Any developer who has worked with MVC will have written code similar to the following:

@Html.ActionLink("Edit", "Edit", "Magazine", new { Id = Model.Id }, null)
This will create a simple "Edit" Hyperlink which is call the "Edit" action method on the "Magazine" controller passing an "Id" parameter and there's nothing wrong with it. But what if you change the name of the action method, or come to that, the controller itself? Imagine hunting down every instance of the of a string literal and changing it; possible yes but time consuming and can you be sure you got them all.

Enter T4MVC – a simple T4 Text Template which generates a new class within the project that provides strongly typed helpers that can be used in place of the string literals.

The extension can be installed via NuGET and will add a few files to the project, the most important of which is ‘’. By right-clicking on the file and selecting ‘Run Custom Tool’ the magic happens and a new helper class called ‘MVC’ is generated.

With the helper class generated the above code could now be written as follows:

@Html.ActionLink("Edit", MVC.Magazine.ActionNames.Edit, MVC.Magazine.Name, new {id = Model.Id}, null)
Notice how the action and controller names have been replaced with strongly typed string values.

Whenever you add, remove or change an action method (or a controller come to that) just right-click on the ‘’ file and run the custom tool to regenerate the helper class. If an action method had been renamed or removed then every instance of it being referenced as above would now cause a design-time compiler error which makes them super simple to locate and when the build succeeds you can be sure that you have no errant references to non-existent action methods.

Hopefully you will find this as useful as I did – I’ll be sure to include this in all my MVC projects from now on.

One drawback I found with using T4MVC was that I had to remember to regenerate the files each time I made a change to the controller methods, if I didn’t then I could get a compiler error – which is of course the point of the extension, but frustrating when you forget.

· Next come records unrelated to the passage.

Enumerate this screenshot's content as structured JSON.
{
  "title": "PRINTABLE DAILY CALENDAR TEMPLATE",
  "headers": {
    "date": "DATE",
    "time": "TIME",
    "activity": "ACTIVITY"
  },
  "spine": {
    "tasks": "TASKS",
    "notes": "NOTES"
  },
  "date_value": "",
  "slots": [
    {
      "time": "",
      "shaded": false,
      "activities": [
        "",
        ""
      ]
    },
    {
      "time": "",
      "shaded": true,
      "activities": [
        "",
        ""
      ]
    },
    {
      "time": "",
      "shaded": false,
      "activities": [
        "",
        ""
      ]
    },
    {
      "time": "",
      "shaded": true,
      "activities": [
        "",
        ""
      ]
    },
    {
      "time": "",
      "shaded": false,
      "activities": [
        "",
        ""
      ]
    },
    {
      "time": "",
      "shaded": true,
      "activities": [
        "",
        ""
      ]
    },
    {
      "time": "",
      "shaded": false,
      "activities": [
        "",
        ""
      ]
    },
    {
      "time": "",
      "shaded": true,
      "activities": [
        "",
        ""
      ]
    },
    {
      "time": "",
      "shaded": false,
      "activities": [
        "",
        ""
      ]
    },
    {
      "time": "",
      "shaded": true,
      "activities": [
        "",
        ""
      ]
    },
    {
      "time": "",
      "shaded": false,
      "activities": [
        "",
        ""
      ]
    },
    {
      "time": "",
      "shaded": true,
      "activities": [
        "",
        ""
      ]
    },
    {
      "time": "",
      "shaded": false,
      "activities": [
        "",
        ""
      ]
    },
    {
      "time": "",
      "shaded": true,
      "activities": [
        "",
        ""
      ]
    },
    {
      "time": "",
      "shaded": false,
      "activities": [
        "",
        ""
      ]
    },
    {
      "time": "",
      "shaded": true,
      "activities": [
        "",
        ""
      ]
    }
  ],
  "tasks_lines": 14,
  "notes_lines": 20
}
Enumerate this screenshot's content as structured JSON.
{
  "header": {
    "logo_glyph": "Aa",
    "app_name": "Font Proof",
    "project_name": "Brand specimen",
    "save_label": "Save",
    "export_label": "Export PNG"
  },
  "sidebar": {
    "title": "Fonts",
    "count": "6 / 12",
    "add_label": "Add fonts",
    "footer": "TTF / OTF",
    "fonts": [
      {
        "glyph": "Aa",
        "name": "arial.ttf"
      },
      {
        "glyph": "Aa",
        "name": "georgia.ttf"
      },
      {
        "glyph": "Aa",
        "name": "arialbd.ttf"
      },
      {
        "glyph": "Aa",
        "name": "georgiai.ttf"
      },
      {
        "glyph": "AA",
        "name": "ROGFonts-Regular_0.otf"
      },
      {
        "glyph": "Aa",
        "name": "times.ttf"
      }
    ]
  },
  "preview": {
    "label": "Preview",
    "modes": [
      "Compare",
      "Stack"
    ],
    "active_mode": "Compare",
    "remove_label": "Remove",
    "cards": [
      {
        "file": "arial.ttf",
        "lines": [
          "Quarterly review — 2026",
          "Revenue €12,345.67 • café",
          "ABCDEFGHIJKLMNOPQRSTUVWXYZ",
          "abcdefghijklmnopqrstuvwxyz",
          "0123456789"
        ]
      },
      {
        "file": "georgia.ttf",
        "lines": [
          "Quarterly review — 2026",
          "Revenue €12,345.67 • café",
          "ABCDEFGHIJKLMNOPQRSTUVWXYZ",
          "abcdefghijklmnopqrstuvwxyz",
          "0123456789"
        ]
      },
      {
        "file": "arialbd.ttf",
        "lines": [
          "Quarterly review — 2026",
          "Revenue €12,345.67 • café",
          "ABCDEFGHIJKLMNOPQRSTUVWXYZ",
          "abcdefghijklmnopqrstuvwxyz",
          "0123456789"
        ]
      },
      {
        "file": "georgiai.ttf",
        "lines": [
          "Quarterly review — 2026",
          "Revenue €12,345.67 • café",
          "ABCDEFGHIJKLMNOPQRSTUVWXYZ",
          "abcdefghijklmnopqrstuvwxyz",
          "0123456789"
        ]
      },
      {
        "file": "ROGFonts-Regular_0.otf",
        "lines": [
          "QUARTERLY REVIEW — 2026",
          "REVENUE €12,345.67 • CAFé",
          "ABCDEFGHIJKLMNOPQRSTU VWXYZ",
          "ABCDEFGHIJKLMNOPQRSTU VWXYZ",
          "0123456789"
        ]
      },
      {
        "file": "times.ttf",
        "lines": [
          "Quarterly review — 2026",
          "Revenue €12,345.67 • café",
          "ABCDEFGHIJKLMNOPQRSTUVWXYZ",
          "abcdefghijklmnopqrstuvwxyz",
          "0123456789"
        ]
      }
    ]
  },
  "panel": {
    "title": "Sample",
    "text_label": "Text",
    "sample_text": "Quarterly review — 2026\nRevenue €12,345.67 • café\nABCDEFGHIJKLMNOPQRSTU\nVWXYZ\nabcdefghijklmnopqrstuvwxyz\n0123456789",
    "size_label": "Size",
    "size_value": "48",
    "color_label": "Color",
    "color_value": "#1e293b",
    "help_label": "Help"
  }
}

Well, help is at hand with another, zero configuration, Visual Studio extension called AutoT4MVC – which essentially triggers the regeneration whenever the project is built.
To install the extension just open up the NuGet manager and search for AutoT4MVC, install, restart Visual Studio and you’re off – no configuration and no face/palm when you forget to regenerate before building/debugging. Simple!